Component data from apps and pages:
- Opening Delimiter -

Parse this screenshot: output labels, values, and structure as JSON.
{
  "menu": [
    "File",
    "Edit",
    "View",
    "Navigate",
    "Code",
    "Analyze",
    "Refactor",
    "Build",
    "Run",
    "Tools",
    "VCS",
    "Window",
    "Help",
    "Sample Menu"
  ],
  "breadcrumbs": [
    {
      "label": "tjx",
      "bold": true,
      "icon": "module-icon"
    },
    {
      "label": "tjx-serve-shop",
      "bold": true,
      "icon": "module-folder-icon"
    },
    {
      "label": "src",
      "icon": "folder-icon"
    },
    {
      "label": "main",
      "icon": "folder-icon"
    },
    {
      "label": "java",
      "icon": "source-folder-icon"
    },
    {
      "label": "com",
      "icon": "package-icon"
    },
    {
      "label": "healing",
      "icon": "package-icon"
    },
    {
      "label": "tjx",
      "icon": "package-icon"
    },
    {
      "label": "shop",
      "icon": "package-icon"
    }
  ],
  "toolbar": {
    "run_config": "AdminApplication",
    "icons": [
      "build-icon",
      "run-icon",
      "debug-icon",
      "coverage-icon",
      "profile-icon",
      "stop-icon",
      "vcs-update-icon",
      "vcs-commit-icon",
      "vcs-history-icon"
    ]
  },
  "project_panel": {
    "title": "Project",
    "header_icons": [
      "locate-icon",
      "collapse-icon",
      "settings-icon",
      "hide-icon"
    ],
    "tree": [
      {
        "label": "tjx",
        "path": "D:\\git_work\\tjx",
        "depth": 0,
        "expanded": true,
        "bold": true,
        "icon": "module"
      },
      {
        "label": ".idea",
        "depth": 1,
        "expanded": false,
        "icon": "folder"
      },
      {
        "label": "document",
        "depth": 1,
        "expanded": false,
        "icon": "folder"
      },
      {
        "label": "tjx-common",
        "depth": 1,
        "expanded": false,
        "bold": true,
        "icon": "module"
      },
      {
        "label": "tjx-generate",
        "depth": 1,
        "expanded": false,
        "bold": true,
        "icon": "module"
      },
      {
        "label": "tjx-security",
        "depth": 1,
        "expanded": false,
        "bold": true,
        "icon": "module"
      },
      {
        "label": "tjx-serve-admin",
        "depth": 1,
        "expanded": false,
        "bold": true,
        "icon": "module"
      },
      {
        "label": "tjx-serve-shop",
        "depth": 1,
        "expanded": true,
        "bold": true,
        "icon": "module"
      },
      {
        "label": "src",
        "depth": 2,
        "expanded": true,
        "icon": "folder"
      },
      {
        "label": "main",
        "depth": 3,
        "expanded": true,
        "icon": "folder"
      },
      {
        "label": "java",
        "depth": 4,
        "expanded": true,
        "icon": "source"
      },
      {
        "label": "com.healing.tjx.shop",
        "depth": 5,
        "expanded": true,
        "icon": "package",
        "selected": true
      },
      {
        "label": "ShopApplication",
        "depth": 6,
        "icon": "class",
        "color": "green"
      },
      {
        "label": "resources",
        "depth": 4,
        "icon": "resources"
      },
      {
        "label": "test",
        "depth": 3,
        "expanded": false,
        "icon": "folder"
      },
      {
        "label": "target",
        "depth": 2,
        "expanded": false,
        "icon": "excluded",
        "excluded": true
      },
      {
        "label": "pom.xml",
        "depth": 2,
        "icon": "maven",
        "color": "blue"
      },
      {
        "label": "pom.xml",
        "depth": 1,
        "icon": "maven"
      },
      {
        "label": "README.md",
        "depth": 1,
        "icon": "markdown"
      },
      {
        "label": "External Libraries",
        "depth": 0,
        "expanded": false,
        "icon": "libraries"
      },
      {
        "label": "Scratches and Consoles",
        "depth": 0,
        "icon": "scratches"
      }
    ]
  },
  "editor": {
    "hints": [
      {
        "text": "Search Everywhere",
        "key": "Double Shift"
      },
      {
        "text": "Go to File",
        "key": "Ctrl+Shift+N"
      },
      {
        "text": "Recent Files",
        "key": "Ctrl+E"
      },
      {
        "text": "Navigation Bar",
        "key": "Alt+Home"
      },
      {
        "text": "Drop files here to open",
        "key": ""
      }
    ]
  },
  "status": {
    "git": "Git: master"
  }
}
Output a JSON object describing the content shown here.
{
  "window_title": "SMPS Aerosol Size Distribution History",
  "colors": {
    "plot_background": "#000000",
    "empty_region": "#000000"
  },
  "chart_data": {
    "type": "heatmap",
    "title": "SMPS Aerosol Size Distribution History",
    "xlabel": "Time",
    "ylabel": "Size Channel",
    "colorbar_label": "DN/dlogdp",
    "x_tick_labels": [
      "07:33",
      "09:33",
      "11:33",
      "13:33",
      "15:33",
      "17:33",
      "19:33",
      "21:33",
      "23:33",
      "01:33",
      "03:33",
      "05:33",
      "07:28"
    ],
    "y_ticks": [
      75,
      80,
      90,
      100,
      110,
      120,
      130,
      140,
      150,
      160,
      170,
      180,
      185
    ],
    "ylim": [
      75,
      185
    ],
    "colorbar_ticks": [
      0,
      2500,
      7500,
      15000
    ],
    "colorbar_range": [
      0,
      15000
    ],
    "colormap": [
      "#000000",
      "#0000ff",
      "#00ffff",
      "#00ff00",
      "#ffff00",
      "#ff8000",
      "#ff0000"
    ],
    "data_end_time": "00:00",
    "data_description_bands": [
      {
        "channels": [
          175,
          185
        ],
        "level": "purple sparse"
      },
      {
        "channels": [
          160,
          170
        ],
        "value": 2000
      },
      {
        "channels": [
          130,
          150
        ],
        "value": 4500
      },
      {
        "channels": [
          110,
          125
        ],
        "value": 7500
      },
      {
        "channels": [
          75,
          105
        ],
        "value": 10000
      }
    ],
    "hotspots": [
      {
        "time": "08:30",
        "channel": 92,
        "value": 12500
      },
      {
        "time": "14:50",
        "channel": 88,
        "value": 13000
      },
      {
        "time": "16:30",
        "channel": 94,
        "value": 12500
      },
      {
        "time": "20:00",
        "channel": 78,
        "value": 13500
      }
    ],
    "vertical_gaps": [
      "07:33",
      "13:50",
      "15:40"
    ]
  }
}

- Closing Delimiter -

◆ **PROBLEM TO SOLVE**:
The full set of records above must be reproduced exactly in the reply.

◆ **ANSWER SPACE**:
Parse this screenshot: output labels, values, and structure as JSON.
{
  "menu": [
    "File",
    "Edit",
    "View",
    "Navigate",
    "Code",
    "Analyze",
    "Refactor",
    "Build",
    "Run",
    "Tools",
    "VCS",
    "Window",
    "Help",
    "Sample Menu"
  ],
  "breadcrumbs": [
    {
      "label": "tjx",
      "bold": true,
      "icon": "module-icon"
    },
    {
      "label": "tjx-serve-shop",
      "bold": true,
      "icon": "module-folder-icon"
    },
    {
      "label": "src",
      "icon": "folder-icon"
    },
    {
      "label": "main",
      "icon": "folder-icon"
    },
    {
      "label": "java",
      "icon": "source-folder-icon"
    },
    {
      "label": "com",
      "icon": "package-icon"
    },
    {
      "label": "healing",
      "icon": "package-icon"
    },
    {
      "label": "tjx",
      "icon": "package-icon"
    },
    {
      "label": "shop",
      "icon": "package-icon"
    }
  ],
  "toolbar": {
    "run_config": "AdminApplication",
    "icons": [
      "build-icon",
      "run-icon",
      "debug-icon",
      "coverage-icon",
      "profile-icon",
      "stop-icon",
      "vcs-update-icon",
      "vcs-commit-icon",
      "vcs-history-icon"
    ]
  },
  "project_panel": {
    "title": "Project",
    "header_icons": [
      "locate-icon",
      "collapse-icon",
      "settings-icon",
      "hide-icon"
    ],
    "tree": [
      {
        "label": "tjx",
        "path": "D:\\git_work\\tjx",
        "depth": 0,
        "expanded": true,
        "bold": true,
        "icon": "module"
      },
      {
        "label": ".idea",
        "depth": 1,
        "expanded": false,
        "icon": "folder"
      },
      {
        "label": "document",
        "depth": 1,
        "expanded": false,
        "icon": "folder"
      },
      {
        "label": "tjx-common",
        "depth": 1,
        "expanded": false,
        "bold": true,
        "icon": "module"
      },
      {
        "label": "tjx-generate",
        "depth": 1,
        "expanded": false,
        "bold": true,
        "icon": "module"
      },
      {
        "label": "tjx-security",
        "depth": 1,
        "expanded": false,
        "bold": true,
        "icon": "module"
      },
      {
        "label": "tjx-serve-admin",
        "depth": 1,
        "expanded": false,
        "bold": true,
        "icon": "module"
      },
      {
        "label": "tjx-serve-shop",
        "depth": 1,
        "expanded": true,
        "bold": true,
        "icon": "module"
      },
      {
        "label": "src",
        "depth": 2,
        "expanded": true,
        "icon": "folder"
      },
      {
        "label": "main",
        "depth": 3,
        "expanded": true,
        "icon": "folder"
      },
      {
        "label": "java",
        "depth": 4,
        "expanded": true,
        "icon": "source"
      },
      {
        "label": "com.healing.tjx.shop",
        "depth": 5,
        "expanded": true,
        "icon": "package",
        "selected": true
      },
      {
        "label": "ShopApplication",
        "depth": 6,
        "icon": "class",
        "color": "green"
      },
      {
        "label": "resources",
        "depth": 4,
        "icon": "resources"
      },
      {
        "label": "test",
        "depth": 3,
        "expanded": false,
        "icon": "folder"
      },
      {
        "label": "target",
        "depth": 2,
        "expanded": false,
        "icon": "excluded",
        "excluded": true
      },
      {
        "label": "pom.xml",
        "depth": 2,
        "icon": "maven",
        "color": "blue"
      },
      {
        "label": "pom.xml",
        "depth": 1,
        "icon": "maven"
      },
      {
        "label": "README.md",
        "depth": 1,
        "icon": "markdown"
      },
      {
        "label": "External Libraries",
        "depth": 0,
        "expanded": false,
        "icon": "libraries"
      },
      {
        "label": "Scratches and Consoles",
        "depth": 0,
        "icon": "scratches"
      }
    ]
  },
  "editor": {
    "hints": [
      {
        "text": "Search Everywhere",
        "key": "Double Shift"
      },
      {
        "text": "Go to File",
        "key": "Ctrl+Shift+N"
      },
      {
        "text": "Recent Files",
        "key": "Ctrl+E"
      },
      {
        "text": "Navigation Bar",
        "key": "Alt+Home"
      },
      {
        "text": "Drop files here to open",
        "key": ""
      }
    ]
  },
  "status": {
    "git": "Git: master"
  }
}
Output a JSON object describing the content shown here.
{
  "window_title": "SMPS Aerosol Size Distribution History",
  "colors": {
    "plot_background": "#000000",
    "empty_region": "#000000"
  },
  "chart_data": {
    "type": "heatmap",
    "title": "SMPS Aerosol Size Distribution History",
    "xlabel": "Time",
    "ylabel": "Size Channel",
    "colorbar_label": "DN/dlogdp",
    "x_tick_labels": [
      "07:33",
      "09:33",
      "11:33",
      "13:33",
      "15:33",
      "17:33",
      "19:33",
      "21:33",
      "23:33",
      "01:33",
      "03:33",
      "05:33",
      "07:28"
    ],
    "y_ticks": [
      75,
      80,
      90,
      100,
      110,
      120,
      130,
      140,
      150,
      160,
      170,
      180,
      185
    ],
    "ylim": [
      75,
      185
    ],
    "colorbar_ticks": [
      0,
      2500,
      7500,
      15000
    ],
    "colorbar_range": [
      0,
      15000
    ],
    "colormap": [
      "#000000",
      "#0000ff",
      "#00ffff",
      "#00ff00",
      "#ffff00",
      "#ff8000",
      "#ff0000"
    ],
    "data_end_time": "00:00",
    "data_description_bands": [
      {
        "channels": [
          175,
          185
        ],
        "level": "purple sparse"
      },
      {
        "channels": [
          160,
          170
        ],
        "value": 2000
      },
      {
        "channels": [
          130,
          150
        ],
        "value": 4500
      },
      {
        "channels": [
          110,
          125
        ],
        "value": 7500
      },
      {
        "channels": [
          75,
          105
        ],
        "value": 10000
      }
    ],
    "hotspots": [
      {
        "time": "08:30",
        "channel": 92,
        "value": 12500
      },
      {
        "time": "14:50",
        "channel": 88,
        "value": 13000
      },
      {
        "time": "16:30",
        "channel": 94,
        "value": 12500
      },
      {
        "time": "20:00",
        "channel": 78,
        "value": 13500
      }
    ],
    "vertical_gaps": [
      "07:33",
      "13:50",
      "15:40"
    ]
  }
}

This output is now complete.